“Before they go to war, they write ‘last letters’, and Tom phoned me at the time, crying his eyes out writing these last letters.

“After everything, you’re waiting for these letters, to read what his last words were.

“That was awful, upsetting, tearful.”

The passage of time hasn’t dulled the pain. The memories are still clear, the emotions are still raw.

“We go and see him regularly, have a chat with him, look after his grave, cut his grass.

“But your whole life changes after that. Four is down to three. Things like setting the table, you’re setting it for three, not four.

“It’ll never go away, but you’ve just got to live with it.

“You do wonder what rank he’d be.

“I think he’d be well up the ranks, definitely a Corporal by now.

“He was a popular character, a real laugh.

“He had a really promising career. He would have done well.
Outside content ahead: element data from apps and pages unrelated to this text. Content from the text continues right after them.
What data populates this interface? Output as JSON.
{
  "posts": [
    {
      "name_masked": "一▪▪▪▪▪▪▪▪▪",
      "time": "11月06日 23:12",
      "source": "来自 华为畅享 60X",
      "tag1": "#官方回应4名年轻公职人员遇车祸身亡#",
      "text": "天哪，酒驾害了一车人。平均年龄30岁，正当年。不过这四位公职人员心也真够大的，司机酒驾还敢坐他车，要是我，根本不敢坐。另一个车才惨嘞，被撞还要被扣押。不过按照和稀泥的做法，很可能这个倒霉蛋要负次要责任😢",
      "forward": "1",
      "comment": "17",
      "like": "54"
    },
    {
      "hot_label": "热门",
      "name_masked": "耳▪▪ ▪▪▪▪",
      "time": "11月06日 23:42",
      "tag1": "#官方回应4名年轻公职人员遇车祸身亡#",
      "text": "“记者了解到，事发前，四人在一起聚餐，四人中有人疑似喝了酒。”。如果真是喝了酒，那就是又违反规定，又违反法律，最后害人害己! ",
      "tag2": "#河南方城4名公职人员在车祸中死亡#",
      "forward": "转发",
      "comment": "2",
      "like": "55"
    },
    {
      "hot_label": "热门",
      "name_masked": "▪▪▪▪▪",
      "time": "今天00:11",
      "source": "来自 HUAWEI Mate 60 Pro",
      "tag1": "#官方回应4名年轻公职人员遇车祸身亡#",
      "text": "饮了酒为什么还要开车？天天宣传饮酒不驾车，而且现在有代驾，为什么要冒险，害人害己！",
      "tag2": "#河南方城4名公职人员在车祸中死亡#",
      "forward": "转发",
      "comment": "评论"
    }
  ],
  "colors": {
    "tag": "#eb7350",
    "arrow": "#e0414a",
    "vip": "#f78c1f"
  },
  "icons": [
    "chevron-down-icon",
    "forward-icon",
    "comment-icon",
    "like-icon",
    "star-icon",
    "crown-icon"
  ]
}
“To achieve what he achieved, and earn the respect he did from his platoon in the little time he did, We are so proud of our Tom.

“Tom will never be forgotten alongside Gareth and all the fallen. Remembrance is every day. V.F.C.”

Mick says the regimental memorial, set to be unveiled in Halifax in May, will be a fitting tribute to those who have served in the Dukes.

The statue will be placed at Woolshops in Halifax town centre, and Mick will be there, along with his wife Claire and scores of former Dukes, to see it for the first time.

“It’s for everyone, the fallen and the living,” he said. “It’s a good thing.

“It’s there forever isn’t it. For people to look, reminisce.

“I think it’s important people know about their own Yorkshire Regiment, what they’ve done, where they’re going. It’s everyday history.

“They’re the people that give us our freedom.

“It’ll be nice to let people know the Regiment still exists in some form and the name lives on.

“I’m looking forward to seeing it and having a chat with people, meeting up with them.”

Mick was deeply touched by the regiment’s presence at his son Tom’s funeral six years ago, which he says exemplifies the bonds created in the Dukes.

He added: “There were so many Dukes at the funeral, with their red ties on.

“They’re always there for you. You don’t have to see anyone for years, but if you see them in the street, you pick up where you left off years before.

“There’s real comradeship.

“They have two reunions a year in Halifax and they take over the venue. They’re always good meet-ups.

“Once you’re a Duke, you’re always a Duke.”

For more information on the memorial appeal, call 01980 611211, email carolinecary@gmail.com or visit www.memorial.dwr.org.uk.

To donate, visit www.justgiving,com/dukeofwellingtonsregiment.